Page and application data records:
○ ○ ○
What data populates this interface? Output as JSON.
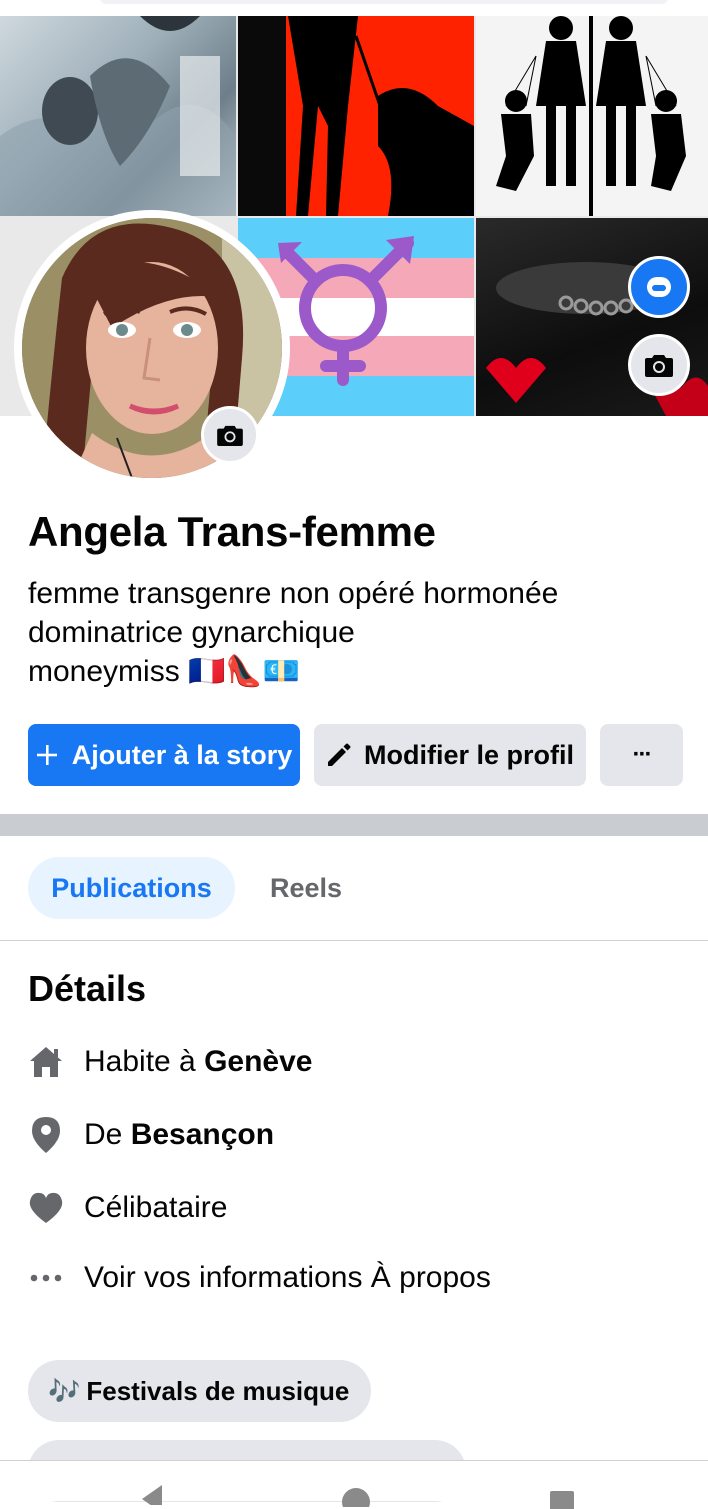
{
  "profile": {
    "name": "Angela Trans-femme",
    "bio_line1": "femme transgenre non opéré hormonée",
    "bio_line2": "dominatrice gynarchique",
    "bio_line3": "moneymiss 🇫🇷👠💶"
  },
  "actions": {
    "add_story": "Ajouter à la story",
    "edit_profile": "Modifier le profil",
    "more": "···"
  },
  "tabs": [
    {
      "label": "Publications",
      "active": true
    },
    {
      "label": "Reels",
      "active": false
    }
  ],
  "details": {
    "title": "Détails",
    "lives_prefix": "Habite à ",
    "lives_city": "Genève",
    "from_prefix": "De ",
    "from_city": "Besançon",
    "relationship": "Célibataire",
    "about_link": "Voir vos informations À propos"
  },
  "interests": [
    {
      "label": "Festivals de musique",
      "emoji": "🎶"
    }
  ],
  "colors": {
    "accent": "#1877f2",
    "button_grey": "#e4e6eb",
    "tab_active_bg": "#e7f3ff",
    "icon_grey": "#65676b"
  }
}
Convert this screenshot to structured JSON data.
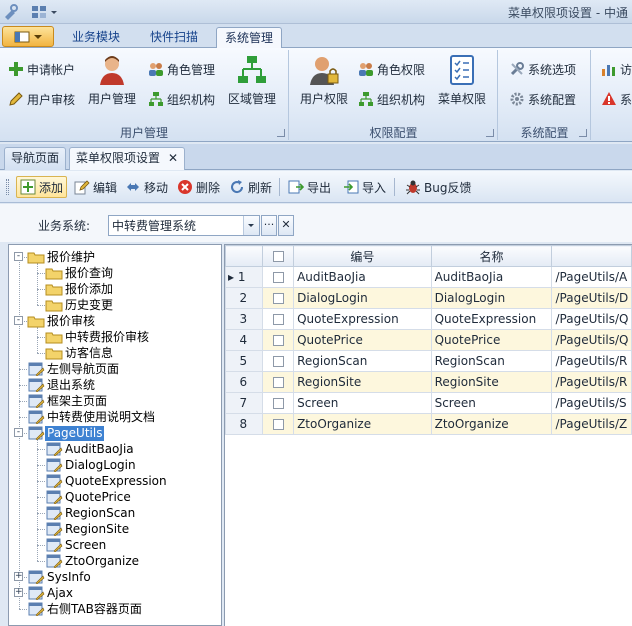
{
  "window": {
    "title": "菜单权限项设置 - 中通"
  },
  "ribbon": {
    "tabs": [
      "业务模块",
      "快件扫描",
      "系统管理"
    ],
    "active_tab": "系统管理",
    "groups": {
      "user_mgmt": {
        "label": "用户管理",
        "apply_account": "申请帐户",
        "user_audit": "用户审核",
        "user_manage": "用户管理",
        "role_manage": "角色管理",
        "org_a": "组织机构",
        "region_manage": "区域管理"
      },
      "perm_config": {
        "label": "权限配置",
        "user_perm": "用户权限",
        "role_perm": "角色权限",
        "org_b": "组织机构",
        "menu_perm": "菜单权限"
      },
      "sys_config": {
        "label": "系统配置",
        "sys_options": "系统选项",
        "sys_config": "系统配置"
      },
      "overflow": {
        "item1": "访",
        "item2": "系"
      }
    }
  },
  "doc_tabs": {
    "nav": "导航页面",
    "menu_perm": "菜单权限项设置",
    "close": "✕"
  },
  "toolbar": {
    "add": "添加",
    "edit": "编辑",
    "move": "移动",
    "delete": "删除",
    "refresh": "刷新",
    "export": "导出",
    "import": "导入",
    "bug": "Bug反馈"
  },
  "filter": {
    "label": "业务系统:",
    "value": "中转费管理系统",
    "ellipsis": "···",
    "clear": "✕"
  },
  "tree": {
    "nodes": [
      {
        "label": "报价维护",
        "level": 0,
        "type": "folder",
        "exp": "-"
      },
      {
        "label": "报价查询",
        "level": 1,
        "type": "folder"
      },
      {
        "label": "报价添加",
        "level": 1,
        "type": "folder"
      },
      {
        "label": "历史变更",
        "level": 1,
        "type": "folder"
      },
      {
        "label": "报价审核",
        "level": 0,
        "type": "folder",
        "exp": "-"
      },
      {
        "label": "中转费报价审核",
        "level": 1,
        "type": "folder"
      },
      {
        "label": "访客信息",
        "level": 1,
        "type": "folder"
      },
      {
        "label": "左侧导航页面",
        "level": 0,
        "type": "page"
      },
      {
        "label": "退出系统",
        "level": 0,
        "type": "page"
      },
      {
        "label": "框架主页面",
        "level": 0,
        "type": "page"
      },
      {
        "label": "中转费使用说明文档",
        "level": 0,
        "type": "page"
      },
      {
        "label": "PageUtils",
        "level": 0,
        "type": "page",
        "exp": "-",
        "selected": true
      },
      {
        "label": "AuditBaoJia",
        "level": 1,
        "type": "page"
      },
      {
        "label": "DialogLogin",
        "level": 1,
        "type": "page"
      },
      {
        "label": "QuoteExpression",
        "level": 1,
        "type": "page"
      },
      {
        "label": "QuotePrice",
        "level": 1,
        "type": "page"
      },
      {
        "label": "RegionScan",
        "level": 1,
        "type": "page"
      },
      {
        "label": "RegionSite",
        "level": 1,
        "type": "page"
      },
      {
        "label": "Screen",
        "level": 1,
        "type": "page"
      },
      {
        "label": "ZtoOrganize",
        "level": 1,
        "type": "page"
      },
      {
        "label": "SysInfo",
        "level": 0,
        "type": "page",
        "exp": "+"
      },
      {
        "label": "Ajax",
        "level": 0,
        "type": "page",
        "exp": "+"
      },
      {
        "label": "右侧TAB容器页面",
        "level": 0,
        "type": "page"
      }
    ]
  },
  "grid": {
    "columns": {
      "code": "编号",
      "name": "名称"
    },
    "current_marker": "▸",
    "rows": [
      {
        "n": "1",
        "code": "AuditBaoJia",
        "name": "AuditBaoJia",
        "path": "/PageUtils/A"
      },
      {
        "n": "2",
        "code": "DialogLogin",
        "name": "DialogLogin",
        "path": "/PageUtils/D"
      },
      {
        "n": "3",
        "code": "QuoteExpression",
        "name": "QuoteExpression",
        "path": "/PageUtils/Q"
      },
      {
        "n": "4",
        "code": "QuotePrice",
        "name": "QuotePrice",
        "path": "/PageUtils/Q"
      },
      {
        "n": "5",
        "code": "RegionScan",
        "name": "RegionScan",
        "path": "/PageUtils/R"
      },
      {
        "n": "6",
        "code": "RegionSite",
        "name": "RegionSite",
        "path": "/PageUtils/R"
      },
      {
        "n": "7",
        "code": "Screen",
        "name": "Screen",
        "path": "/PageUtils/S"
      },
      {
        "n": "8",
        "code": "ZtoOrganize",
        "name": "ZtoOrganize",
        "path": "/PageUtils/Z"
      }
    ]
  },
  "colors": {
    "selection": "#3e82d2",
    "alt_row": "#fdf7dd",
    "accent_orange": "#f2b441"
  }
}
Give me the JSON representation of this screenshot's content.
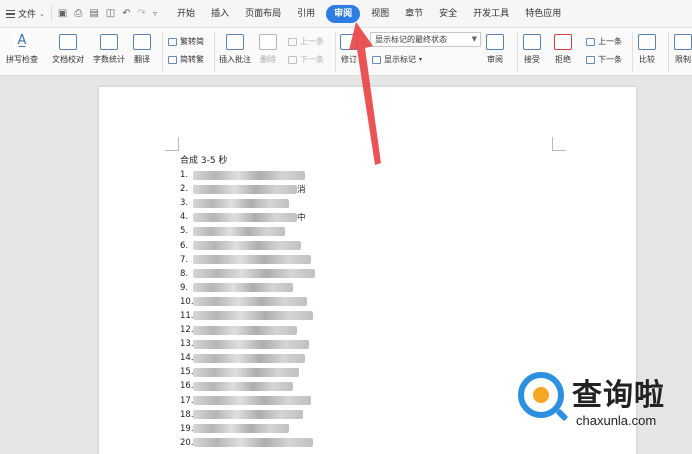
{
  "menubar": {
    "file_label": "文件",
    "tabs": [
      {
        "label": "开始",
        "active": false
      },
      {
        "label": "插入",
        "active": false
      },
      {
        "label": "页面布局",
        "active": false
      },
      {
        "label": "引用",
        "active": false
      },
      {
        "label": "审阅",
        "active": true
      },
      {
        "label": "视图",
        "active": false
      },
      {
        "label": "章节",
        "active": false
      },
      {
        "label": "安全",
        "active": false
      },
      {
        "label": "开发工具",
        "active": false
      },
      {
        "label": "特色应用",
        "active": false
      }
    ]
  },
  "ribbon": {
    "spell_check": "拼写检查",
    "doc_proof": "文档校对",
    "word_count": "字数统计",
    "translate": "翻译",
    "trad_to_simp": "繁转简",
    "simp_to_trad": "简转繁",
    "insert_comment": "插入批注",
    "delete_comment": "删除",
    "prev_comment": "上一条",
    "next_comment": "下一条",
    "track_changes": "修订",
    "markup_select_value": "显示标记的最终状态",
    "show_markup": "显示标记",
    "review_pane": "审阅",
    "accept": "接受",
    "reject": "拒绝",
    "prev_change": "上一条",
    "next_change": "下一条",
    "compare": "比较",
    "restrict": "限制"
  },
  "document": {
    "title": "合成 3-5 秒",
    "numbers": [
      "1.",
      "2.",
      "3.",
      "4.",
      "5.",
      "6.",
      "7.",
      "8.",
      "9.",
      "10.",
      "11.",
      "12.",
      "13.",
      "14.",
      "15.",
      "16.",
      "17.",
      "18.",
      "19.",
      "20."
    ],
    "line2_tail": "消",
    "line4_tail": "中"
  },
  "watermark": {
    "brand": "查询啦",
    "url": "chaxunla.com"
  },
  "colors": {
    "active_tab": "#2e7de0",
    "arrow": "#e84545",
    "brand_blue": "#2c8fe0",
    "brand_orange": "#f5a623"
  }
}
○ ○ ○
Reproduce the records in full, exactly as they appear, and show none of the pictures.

What data populates this interface? Output as JSON.
{
  "profile": {
    "name": "Angela Trans-femme",
    "bio_line1": "femme transgenre non opéré hormonée",
    "bio_line2": "dominatrice gynarchique",
    "bio_line3": "moneymiss 🇫🇷👠💶"
  },
  "actions": {
    "add_story": "Ajouter à la story",
    "edit_profile": "Modifier le profil",
    "more": "···"
  },
  "tabs": [
    {
      "label": "Publications",
      "active": true
    },
    {
      "label": "Reels",
      "active": false
    }
  ],
  "details": {
    "title": "Détails",
    "lives_prefix": "Habite à ",
    "lives_city": "Genève",
    "from_prefix": "De ",
    "from_city": "Besançon",
    "relationship": "Célibataire",
    "about_link": "Voir vos informations À propos"
  },
  "interests": [
    {
      "label": "Festivals de musique",
      "emoji": "🎶"
    }
  ],
  "colors": {
    "accent": "#1877f2",
    "button_grey": "#e4e6eb",
    "tab_active_bg": "#e7f3ff",
    "icon_grey": "#65676b"
  }
}
Convert this screenshot to structured JSON data.
{
  "window": {
    "title": "菜单权限项设置 - 中通"
  },
  "ribbon": {
    "tabs": [
      "业务模块",
      "快件扫描",
      "系统管理"
    ],
    "active_tab": "系统管理",
    "groups": {
      "user_mgmt": {
        "label": "用户管理",
        "apply_account": "申请帐户",
        "user_audit": "用户审核",
        "user_manage": "用户管理",
        "role_manage": "角色管理",
        "org_a": "组织机构",
        "region_manage": "区域管理"
      },
      "perm_config": {
        "label": "权限配置",
        "user_perm": "用户权限",
        "role_perm": "角色权限",
        "org_b": "组织机构",
        "menu_perm": "菜单权限"
      },
      "sys_config": {
        "label": "系统配置",
        "sys_options": "系统选项",
        "sys_config": "系统配置"
      },
      "overflow": {
        "item1": "访",
        "item2": "系"
      }
    }
  },
  "doc_tabs": {
    "nav": "导航页面",
    "menu_perm": "菜单权限项设置",
    "close": "✕"
  },
  "toolbar": {
    "add": "添加",
    "edit": "编辑",
    "move": "移动",
    "delete": "删除",
    "refresh": "刷新",
    "export": "导出",
    "import": "导入",
    "bug": "Bug反馈"
  },
  "filter": {
    "label": "业务系统:",
    "value": "中转费管理系统",
    "ellipsis": "···",
    "clear": "✕"
  },
  "tree": {
    "nodes": [
      {
        "label": "报价维护",
        "level": 0,
        "type": "folder",
        "exp": "-"
      },
      {
        "label": "报价查询",
        "level": 1,
        "type": "folder"
      },
      {
        "label": "报价添加",
        "level": 1,
        "type": "folder"
      },
      {
        "label": "历史变更",
        "level": 1,
        "type": "folder"
      },
      {
        "label": "报价审核",
        "level": 0,
        "type": "folder",
        "exp": "-"
      },
      {
        "label": "中转费报价审核",
        "level": 1,
        "type": "folder"
      },
      {
        "label": "访客信息",
        "level": 1,
        "type": "folder"
      },
      {
        "label": "左侧导航页面",
        "level": 0,
        "type": "page"
      },
      {
        "label": "退出系统",
        "level": 0,
        "type": "page"
      },
      {
        "label": "框架主页面",
        "level": 0,
        "type": "page"
      },
      {
        "label": "中转费使用说明文档",
        "level": 0,
        "type": "page"
      },
      {
        "label": "PageUtils",
        "level": 0,
        "type": "page",
        "exp": "-",
        "selected": true
      },
      {
        "label": "AuditBaoJia",
        "level": 1,
        "type": "page"
      },
      {
        "label": "DialogLogin",
        "level": 1,
        "type": "page"
      },
      {
        "label": "QuoteExpression",
        "level": 1,
        "type": "page"
      },
      {
        "label": "QuotePrice",
        "level": 1,
        "type": "page"
      },
      {
        "label": "RegionScan",
        "level": 1,
        "type": "page"
      },
      {
        "label": "RegionSite",
        "level": 1,
        "type": "page"
      },
      {
        "label": "Screen",
        "level": 1,
        "type": "page"
      },
      {
        "label": "ZtoOrganize",
        "level": 1,
        "type": "page"
      },
      {
        "label": "SysInfo",
        "level": 0,
        "type": "page",
        "exp": "+"
      },
      {
        "label": "Ajax",
        "level": 0,
        "type": "page",
        "exp": "+"
      },
      {
        "label": "右侧TAB容器页面",
        "level": 0,
        "type": "page"
      }
    ]
  },
  "grid": {
    "columns": {
      "code": "编号",
      "name": "名称"
    },
    "current_marker": "▸",
    "rows": [
      {
        "n": "1",
        "code": "AuditBaoJia",
        "name": "AuditBaoJia",
        "path": "/PageUtils/A"
      },
      {
        "n": "2",
        "code": "DialogLogin",
        "name": "DialogLogin",
        "path": "/PageUtils/D"
      },
      {
        "n": "3",
        "code": "QuoteExpression",
        "name": "QuoteExpression",
        "path": "/PageUtils/Q"
      },
      {
        "n": "4",
        "code": "QuotePrice",
        "name": "QuotePrice",
        "path": "/PageUtils/Q"
      },
      {
        "n": "5",
        "code": "RegionScan",
        "name": "RegionScan",
        "path": "/PageUtils/R"
      },
      {
        "n": "6",
        "code": "RegionSite",
        "name": "RegionSite",
        "path": "/PageUtils/R"
      },
      {
        "n": "7",
        "code": "Screen",
        "name": "Screen",
        "path": "/PageUtils/S"
      },
      {
        "n": "8",
        "code": "ZtoOrganize",
        "name": "ZtoOrganize",
        "path": "/PageUtils/Z"
      }
    ]
  },
  "colors": {
    "selection": "#3e82d2",
    "alt_row": "#fdf7dd",
    "accent_orange": "#f2b441"
  }
}
Give me the JSON representation of this screenshot's content.
{
  "menubar": {
    "file_label": "文件",
    "tabs": [
      {
        "label": "开始",
        "active": false
      },
      {
        "label": "插入",
        "active": false
      },
      {
        "label": "页面布局",
        "active": false
      },
      {
        "label": "引用",
        "active": false
      },
      {
        "label": "审阅",
        "active": true
      },
      {
        "label": "视图",
        "active": false
      },
      {
        "label": "章节",
        "active": false
      },
      {
        "label": "安全",
        "active": false
      },
      {
        "label": "开发工具",
        "active": false
      },
      {
        "label": "特色应用",
        "active": false
      }
    ]
  },
  "ribbon": {
    "spell_check": "拼写检查",
    "doc_proof": "文档校对",
    "word_count": "字数统计",
    "translate": "翻译",
    "trad_to_simp": "繁转简",
    "simp_to_trad": "简转繁",
    "insert_comment": "插入批注",
    "delete_comment": "删除",
    "prev_comment": "上一条",
    "next_comment": "下一条",
    "track_changes": "修订",
    "markup_select_value": "显示标记的最终状态",
    "show_markup": "显示标记",
    "review_pane": "审阅",
    "accept": "接受",
    "reject": "拒绝",
    "prev_change": "上一条",
    "next_change": "下一条",
    "compare": "比较",
    "restrict": "限制"
  },
  "document": {
    "title": "合成 3-5 秒",
    "numbers": [
      "1.",
      "2.",
      "3.",
      "4.",
      "5.",
      "6.",
      "7.",
      "8.",
      "9.",
      "10.",
      "11.",
      "12.",
      "13.",
      "14.",
      "15.",
      "16.",
      "17.",
      "18.",
      "19.",
      "20."
    ],
    "line2_tail": "消",
    "line4_tail": "中"
  },
  "watermark": {
    "brand": "查询啦",
    "url": "chaxunla.com"
  },
  "colors": {
    "active_tab": "#2e7de0",
    "arrow": "#e84545",
    "brand_blue": "#2c8fe0",
    "brand_orange": "#f5a623"
  }
}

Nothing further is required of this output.